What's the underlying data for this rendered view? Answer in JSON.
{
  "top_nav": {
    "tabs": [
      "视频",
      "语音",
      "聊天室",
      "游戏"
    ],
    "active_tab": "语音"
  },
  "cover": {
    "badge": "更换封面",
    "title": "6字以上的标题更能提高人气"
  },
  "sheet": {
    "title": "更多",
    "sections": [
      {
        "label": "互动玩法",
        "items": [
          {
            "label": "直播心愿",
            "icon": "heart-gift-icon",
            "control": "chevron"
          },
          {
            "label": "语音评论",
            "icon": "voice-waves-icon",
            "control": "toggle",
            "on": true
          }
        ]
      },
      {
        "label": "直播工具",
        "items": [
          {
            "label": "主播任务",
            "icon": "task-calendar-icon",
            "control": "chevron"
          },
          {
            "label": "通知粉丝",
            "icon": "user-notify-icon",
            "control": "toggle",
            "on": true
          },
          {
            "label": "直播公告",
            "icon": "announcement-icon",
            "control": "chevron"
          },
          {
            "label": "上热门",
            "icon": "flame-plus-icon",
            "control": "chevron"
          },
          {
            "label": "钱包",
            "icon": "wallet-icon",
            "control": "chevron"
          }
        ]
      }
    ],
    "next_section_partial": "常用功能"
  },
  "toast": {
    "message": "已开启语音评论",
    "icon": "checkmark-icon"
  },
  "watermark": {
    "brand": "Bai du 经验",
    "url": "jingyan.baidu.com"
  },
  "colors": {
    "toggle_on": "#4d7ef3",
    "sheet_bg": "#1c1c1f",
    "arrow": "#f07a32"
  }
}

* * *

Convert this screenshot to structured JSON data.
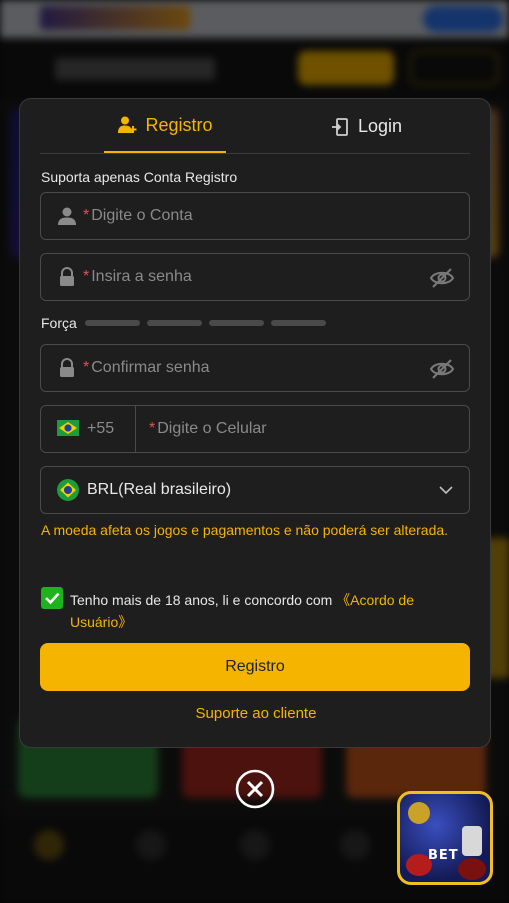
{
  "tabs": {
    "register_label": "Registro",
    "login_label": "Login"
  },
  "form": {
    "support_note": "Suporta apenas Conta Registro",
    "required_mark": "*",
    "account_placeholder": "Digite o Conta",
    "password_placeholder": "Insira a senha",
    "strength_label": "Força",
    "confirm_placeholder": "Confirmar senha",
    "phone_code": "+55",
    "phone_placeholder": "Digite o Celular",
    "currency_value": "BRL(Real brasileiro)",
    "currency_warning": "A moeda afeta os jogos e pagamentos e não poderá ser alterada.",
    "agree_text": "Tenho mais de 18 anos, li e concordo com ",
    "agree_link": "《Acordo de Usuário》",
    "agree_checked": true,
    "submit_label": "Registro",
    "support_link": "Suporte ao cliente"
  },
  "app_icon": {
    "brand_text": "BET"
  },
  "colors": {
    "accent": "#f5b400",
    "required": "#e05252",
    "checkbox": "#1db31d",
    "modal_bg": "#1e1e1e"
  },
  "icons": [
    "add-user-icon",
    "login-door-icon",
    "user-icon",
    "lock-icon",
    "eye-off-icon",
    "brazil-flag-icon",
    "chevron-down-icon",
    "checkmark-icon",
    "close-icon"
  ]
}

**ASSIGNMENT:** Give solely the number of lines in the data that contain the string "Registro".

**RESULT:** 3